━━ Data provided
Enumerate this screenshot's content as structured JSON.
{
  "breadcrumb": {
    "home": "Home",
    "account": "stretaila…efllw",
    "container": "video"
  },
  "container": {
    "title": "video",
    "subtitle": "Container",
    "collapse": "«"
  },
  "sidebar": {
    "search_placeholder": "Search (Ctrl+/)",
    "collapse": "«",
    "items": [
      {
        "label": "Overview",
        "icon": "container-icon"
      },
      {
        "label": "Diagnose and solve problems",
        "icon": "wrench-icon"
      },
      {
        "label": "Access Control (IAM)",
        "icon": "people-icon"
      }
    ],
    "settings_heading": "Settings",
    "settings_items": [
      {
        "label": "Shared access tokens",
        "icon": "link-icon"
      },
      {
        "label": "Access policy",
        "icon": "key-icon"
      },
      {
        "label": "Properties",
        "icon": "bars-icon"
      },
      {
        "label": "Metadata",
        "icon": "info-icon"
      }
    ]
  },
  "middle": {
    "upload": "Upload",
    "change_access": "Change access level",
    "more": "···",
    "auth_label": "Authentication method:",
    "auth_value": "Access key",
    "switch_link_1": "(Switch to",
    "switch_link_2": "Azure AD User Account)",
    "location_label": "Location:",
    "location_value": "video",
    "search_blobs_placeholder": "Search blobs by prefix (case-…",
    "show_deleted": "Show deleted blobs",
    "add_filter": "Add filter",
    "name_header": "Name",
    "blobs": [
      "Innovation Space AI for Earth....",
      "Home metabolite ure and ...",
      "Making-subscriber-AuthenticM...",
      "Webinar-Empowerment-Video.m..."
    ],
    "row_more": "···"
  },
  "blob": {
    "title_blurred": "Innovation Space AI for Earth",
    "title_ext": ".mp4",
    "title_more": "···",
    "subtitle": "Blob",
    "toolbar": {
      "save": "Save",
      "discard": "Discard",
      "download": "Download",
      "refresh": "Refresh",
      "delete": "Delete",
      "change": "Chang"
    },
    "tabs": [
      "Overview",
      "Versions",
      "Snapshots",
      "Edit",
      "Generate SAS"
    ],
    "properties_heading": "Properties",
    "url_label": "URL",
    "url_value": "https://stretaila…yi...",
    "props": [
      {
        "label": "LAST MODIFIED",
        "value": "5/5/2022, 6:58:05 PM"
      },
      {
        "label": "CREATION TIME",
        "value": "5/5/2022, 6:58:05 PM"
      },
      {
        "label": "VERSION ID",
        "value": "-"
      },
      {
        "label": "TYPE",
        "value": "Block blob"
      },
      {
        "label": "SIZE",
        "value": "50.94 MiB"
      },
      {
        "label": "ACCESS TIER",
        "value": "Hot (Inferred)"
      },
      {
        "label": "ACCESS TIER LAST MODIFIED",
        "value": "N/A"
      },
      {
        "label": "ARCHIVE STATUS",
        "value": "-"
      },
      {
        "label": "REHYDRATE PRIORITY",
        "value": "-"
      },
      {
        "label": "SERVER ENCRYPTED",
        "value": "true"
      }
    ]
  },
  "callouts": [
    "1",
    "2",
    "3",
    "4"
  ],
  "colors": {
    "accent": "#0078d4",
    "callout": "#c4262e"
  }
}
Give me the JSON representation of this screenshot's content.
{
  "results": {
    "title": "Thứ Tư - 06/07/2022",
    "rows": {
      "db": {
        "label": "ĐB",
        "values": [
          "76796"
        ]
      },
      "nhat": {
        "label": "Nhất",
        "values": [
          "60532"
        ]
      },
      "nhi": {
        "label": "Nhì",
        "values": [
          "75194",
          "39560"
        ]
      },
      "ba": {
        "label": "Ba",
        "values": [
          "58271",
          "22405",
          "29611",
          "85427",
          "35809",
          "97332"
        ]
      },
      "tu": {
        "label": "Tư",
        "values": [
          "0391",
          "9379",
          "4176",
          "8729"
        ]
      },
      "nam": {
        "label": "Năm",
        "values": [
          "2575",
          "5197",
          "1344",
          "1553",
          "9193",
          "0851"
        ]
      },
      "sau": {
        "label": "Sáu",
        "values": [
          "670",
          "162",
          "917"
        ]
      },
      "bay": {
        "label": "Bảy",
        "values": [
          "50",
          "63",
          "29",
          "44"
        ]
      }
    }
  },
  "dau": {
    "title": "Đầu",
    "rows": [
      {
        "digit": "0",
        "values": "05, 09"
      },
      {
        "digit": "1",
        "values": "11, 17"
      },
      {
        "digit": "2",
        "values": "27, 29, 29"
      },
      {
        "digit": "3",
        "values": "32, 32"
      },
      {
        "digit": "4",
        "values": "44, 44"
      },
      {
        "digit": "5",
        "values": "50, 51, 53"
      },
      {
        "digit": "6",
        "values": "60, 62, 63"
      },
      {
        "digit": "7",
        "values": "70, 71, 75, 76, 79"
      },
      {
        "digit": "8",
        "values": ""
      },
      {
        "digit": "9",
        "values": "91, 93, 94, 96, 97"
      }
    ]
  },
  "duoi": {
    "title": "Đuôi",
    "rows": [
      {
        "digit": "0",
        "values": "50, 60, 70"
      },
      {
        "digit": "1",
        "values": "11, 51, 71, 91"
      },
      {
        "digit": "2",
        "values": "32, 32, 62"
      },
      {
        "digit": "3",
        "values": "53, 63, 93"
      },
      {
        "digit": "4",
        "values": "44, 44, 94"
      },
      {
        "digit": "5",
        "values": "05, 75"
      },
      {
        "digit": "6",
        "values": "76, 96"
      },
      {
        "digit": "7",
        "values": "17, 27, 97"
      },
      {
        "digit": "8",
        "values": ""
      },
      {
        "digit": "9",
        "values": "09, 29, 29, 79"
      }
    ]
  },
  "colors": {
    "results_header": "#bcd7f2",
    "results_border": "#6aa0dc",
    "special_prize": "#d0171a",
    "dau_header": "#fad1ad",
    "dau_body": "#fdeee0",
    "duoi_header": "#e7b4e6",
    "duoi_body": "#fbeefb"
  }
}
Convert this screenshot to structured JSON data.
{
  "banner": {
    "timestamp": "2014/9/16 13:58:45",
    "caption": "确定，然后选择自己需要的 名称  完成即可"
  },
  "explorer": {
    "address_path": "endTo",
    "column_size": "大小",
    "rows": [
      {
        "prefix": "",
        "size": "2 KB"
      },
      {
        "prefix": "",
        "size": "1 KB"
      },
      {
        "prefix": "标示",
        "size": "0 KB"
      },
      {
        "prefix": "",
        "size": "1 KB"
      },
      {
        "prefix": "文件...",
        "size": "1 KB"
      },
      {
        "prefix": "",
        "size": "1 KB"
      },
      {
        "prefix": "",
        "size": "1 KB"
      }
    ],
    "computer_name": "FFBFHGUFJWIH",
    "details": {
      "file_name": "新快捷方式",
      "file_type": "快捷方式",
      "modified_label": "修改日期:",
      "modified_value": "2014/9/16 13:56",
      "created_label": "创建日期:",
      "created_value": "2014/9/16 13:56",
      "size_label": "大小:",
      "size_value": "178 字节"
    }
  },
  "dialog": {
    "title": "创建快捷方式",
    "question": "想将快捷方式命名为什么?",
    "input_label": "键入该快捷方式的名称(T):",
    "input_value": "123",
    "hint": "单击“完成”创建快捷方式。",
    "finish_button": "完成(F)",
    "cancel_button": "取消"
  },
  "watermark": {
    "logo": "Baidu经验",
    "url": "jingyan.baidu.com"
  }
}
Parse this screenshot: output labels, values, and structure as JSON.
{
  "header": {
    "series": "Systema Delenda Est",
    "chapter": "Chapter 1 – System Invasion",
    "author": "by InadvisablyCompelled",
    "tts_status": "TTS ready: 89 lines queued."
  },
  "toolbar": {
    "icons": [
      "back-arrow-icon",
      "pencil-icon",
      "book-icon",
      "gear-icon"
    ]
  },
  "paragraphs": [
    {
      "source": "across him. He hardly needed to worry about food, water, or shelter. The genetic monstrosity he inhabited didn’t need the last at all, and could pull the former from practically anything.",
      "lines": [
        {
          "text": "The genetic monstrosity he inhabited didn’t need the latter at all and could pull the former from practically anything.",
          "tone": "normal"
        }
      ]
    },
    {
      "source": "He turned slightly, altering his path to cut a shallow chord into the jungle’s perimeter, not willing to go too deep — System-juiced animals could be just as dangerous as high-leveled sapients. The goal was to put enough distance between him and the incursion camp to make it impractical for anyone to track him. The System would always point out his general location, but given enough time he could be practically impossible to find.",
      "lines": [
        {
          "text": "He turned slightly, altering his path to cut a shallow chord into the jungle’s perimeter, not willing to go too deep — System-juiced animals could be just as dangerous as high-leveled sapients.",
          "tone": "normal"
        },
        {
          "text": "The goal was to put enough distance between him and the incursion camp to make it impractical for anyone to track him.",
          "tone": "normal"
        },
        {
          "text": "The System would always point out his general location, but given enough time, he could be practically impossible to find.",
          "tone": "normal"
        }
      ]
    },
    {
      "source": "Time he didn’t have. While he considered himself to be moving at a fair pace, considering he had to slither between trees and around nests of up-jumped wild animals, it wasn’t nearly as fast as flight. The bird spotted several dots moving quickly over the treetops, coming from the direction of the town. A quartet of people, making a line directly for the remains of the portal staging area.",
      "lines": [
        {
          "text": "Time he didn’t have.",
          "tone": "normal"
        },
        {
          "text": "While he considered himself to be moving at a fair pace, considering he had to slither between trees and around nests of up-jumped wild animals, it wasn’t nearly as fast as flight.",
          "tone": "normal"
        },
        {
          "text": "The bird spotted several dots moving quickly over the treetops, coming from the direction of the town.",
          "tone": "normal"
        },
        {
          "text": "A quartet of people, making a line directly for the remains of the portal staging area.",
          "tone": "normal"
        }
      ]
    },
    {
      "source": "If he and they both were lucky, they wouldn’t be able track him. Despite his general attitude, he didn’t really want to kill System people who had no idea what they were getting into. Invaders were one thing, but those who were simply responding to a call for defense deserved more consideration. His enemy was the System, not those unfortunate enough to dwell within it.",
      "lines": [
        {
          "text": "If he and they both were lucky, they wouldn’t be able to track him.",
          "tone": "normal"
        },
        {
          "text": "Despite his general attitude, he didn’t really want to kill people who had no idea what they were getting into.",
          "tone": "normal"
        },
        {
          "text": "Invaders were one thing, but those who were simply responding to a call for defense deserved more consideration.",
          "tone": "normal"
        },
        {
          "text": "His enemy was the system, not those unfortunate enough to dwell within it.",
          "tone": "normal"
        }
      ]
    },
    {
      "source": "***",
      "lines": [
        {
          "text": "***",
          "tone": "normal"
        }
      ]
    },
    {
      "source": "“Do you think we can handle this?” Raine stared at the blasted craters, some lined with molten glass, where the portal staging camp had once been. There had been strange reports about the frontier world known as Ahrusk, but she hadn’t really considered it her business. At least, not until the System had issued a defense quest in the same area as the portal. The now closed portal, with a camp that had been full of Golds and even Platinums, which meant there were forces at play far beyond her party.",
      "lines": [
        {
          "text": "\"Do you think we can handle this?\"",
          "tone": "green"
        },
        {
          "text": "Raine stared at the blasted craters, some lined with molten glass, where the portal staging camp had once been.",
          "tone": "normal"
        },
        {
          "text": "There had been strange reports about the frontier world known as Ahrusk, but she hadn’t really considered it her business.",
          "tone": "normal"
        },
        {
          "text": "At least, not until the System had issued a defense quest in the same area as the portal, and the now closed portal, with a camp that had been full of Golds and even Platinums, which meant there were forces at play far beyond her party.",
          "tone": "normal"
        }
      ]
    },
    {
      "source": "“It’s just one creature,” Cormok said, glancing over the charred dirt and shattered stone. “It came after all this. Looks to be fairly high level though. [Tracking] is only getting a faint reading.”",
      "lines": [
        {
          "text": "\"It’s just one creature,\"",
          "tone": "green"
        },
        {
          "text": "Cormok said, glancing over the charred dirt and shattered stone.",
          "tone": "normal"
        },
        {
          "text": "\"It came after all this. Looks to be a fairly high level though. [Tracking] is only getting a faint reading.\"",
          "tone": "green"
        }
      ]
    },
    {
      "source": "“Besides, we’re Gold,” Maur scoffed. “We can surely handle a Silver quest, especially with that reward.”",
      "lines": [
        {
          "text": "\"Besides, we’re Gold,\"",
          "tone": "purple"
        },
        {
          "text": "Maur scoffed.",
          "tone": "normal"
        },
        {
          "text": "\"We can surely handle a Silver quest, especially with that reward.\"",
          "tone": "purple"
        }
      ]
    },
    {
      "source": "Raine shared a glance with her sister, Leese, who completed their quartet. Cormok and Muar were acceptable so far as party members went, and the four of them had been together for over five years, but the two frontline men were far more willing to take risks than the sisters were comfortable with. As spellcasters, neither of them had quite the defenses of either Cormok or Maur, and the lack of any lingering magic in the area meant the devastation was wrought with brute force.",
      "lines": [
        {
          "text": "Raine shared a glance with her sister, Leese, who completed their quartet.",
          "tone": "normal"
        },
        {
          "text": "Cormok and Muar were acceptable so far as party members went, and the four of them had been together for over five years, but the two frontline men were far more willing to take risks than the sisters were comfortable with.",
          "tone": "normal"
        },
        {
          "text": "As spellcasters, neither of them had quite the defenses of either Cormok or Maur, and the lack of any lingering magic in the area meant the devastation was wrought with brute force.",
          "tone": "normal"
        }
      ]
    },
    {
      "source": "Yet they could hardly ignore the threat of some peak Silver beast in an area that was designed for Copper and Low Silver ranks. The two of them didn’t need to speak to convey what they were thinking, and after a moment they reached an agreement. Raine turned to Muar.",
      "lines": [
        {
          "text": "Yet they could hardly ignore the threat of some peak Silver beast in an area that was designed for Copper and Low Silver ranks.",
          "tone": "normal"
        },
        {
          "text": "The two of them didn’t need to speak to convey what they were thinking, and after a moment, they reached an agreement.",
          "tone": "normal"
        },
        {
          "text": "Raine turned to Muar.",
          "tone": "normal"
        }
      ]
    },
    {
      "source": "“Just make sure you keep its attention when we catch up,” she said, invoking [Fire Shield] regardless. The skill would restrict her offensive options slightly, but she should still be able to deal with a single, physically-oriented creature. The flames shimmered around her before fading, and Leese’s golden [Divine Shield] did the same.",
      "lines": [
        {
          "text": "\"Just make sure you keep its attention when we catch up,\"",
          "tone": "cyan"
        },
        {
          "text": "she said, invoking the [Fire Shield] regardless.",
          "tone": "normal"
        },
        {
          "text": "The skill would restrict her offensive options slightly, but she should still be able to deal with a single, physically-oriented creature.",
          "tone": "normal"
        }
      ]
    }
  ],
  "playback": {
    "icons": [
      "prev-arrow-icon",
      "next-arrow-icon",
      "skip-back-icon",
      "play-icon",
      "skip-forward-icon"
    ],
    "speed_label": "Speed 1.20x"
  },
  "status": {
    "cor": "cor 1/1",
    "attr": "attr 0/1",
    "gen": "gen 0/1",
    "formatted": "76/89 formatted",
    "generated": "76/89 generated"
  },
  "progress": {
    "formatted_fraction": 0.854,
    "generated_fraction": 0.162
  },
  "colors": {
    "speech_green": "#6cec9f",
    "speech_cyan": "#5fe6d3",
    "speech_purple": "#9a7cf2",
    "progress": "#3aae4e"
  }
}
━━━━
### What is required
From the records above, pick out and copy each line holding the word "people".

### Finished exercise
        "icon": "people-icon"
      "source": "Time he didn’t have. While he considered himself to be moving at a fair pace, considering he had to slither between trees and around nests of up-jumped wild animals, it wasn’t nearly as fast as flight. The bird spotted several dots moving quickly over the treetops, coming from the direction of the town. A quartet of people, making a line directly for the remains of the portal staging area.",
          "text": "A quartet of people, making a line directly for the remains of the portal staging area.",
      "source": "If he and they both were lucky, they wouldn’t be able track him. Despite his general attitude, he didn’t really want to kill System people who had no idea what they were getting into. Invaders were one thing, but those who were simply responding to a call for defense deserved more consideration. His enemy was the System, not those unfortunate enough to dwell within it.",
          "text": "Despite his general attitude, he didn’t really want to kill people who had no idea what they were getting into.",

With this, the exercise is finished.